SPRAGGETT ON CHESS
You have to hand it to Grischuk! He may miss (and often) the mark in the regulation time control games, but in the tie-break games he is invincible. We just need to remember his achievements earlier this year to reach the finals of the Candidates Tournament…This time around Ivanchuk fought like a lion , but in the end it was not enough to match the youthful energy of the Russian superstar.
What is more, it was all anticipated before hand! GM Tkachiev WhyChess
”If that semifinal match goes to rapid chess then Grischuk will undoubtedly be the favourite due to his stronger nerves – the guy can play 50 moves with 10 seconds for each and he’s not bothered. If a chess player’s got such an option, plus he also plays as well as Grischuk does and he’s not inferior in the opening (and Grischuk’s not inferior to Ivanchuk in the opening), then he automatically becomes the favourite at the reduced time control. There aren’t many like him in the world just now. Grischuk is, you might say, a master of the format.”
Now Svidler and Grischuk will play 4-standard time control games for all the marbles. Game one begins this Friday. Both players have already qualified for the next Candidates Tournament by virtue of reaching the finals in Khanty Mansiysk. And the winner takes 120,000 dollars while the loser takes 80,000 dollars. Should be a great match (I predict 2.5 to 1.5 for Grischuk)
All Russian World Cup Finals! The RCF must be very pleased!

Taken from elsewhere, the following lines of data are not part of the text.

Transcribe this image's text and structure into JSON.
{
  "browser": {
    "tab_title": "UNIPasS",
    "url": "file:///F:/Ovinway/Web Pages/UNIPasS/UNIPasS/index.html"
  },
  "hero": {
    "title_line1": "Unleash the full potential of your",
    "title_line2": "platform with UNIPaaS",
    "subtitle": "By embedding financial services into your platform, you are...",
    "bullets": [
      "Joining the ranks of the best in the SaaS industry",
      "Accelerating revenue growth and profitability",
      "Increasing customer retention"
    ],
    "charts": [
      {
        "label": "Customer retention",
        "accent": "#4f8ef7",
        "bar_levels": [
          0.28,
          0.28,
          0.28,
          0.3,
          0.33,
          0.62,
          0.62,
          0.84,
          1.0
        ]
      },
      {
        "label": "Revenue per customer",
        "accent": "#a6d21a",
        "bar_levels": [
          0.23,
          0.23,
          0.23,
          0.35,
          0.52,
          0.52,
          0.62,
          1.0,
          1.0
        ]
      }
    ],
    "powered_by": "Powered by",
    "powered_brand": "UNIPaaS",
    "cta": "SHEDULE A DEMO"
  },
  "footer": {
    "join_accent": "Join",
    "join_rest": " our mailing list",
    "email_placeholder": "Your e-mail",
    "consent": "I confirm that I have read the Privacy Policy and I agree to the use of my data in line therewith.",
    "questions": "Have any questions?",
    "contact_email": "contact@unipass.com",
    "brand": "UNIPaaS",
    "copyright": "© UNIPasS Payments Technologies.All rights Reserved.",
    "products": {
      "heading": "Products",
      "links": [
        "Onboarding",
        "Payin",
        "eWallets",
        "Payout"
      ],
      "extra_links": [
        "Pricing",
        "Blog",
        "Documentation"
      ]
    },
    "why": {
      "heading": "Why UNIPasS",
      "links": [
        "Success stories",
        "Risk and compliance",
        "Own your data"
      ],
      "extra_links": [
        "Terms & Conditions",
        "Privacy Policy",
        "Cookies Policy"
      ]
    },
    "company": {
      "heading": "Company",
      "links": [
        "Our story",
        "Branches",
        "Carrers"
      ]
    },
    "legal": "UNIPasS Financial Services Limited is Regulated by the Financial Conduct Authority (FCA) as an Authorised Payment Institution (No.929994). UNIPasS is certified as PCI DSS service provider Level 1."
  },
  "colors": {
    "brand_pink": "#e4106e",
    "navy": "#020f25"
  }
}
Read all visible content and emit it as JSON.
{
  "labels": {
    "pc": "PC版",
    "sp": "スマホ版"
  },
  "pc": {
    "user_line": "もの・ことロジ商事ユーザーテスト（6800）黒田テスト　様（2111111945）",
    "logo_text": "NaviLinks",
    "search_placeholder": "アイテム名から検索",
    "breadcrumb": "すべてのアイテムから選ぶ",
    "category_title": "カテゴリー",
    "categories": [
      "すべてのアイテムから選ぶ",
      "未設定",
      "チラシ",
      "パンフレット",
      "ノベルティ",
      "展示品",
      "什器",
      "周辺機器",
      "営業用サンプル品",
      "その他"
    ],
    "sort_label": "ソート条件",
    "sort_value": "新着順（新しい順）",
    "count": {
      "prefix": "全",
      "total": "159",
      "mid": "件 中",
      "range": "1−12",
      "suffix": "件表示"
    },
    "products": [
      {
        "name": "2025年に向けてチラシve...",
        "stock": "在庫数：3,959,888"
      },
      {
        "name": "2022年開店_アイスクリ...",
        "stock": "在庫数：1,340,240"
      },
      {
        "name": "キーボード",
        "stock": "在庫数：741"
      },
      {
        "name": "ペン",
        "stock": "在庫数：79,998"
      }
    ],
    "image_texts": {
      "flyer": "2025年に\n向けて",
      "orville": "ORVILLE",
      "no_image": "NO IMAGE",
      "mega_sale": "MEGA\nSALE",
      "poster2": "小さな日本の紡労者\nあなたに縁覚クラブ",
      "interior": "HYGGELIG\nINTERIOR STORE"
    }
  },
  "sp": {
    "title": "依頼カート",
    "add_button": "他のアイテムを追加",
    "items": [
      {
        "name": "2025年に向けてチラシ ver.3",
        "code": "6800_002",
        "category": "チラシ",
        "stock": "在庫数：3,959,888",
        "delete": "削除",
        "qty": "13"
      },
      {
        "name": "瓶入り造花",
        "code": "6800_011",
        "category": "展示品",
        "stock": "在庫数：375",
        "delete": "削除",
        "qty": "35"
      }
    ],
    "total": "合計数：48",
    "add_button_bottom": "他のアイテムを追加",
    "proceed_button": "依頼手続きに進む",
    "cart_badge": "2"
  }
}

The two 25-minute games were split with a win each. The 3rd game (at 10 minutes each) was an excrutiatingly poor game that kept going back and forth! White was winning; the Black; then White, then Black….finally Ivanchuk cracked and threw away the win in a manner that should give reason to anyone who loves the game of chess to oppose any more of these ‘knock-out’ tournaments by FIDE. Games like this do nothing for the dignity of the game…INFACT, they hurt the game.
POSITION AFTER WHITE’S 33rd MOVE:
Black has an easy win with 33…f4 (threatening, amongst other things, taking on g3). INSTEAD, obviously very short of time, Ivanchuk made two of the worse moves in a row to lose:
33…Rxc7?? 34.Qxg6 (White is now winning, again) 34…Rc1-ch??? 35.BxR 1-0
Ivanchuk’s reaction says it all
Ivanchuk can not believe what he has done to himself.
Grischuk then only needed to draw the final game to take the tie-break match. At the press conference he did not make any excuses for the low quality of play in the 3rd game, and gave all the credit to inspiration from Judit Polgar’s games:
”In the third game I played in Polgar style: my combination was absolutely unsound, but all the pieces on the board started to hang, and the opponent resigned in three moves. This is so typical for Judit!» Link
Judit Polgar. Gratuitous cheap shot…
IS THIS WHAT CHESS HAS BECOME?
Sixteen years after first becoming President of FIDE, Ilyumzhinov continues to re-shape the world of chess as he wishes. Now, with the exception of the actual world championship match, all the big qualification events have the identical formula: absolute minimum number of regulation time games followed by a half dozen or so rapid games played one after the other.
This is based on a principle: if-for example- a pig-farmer in Thailand, who might also happen to be an exceptionally weak chess player, watches these games then he will not only be able to understand the blunders being made, but he will be able to relate them to his personal experiences in his own games! In Kirsan’s eyes, this is called chess promotion. Chess for the masses
While that may be true in some limited sense, it should be pointed out that when the pig-farmer plays chess he does so in private. He doesn’t have to make a fool of himself in front of the whole world! Furthermore, the flight of sponsors from the game of chess as well the virtual disappearance of chess columns in respected newspapers do not seem to support Kirsan’s vision of chess in the 21st century.
A professional chess-player
plays chess; a pig-farmer
does pig farming. I think it is important to keep both worlds separate. But especially I believe that FIDE should allow the best players in the world to play the best chess that they can, by providing the optimal circumstances to do so.
This is not the case today. My hat is off to young Magnus Carlsen –to many the best player in the world–for being too smart to participate in such silly chess exhibitions.
SPRAGGETT ON CHESS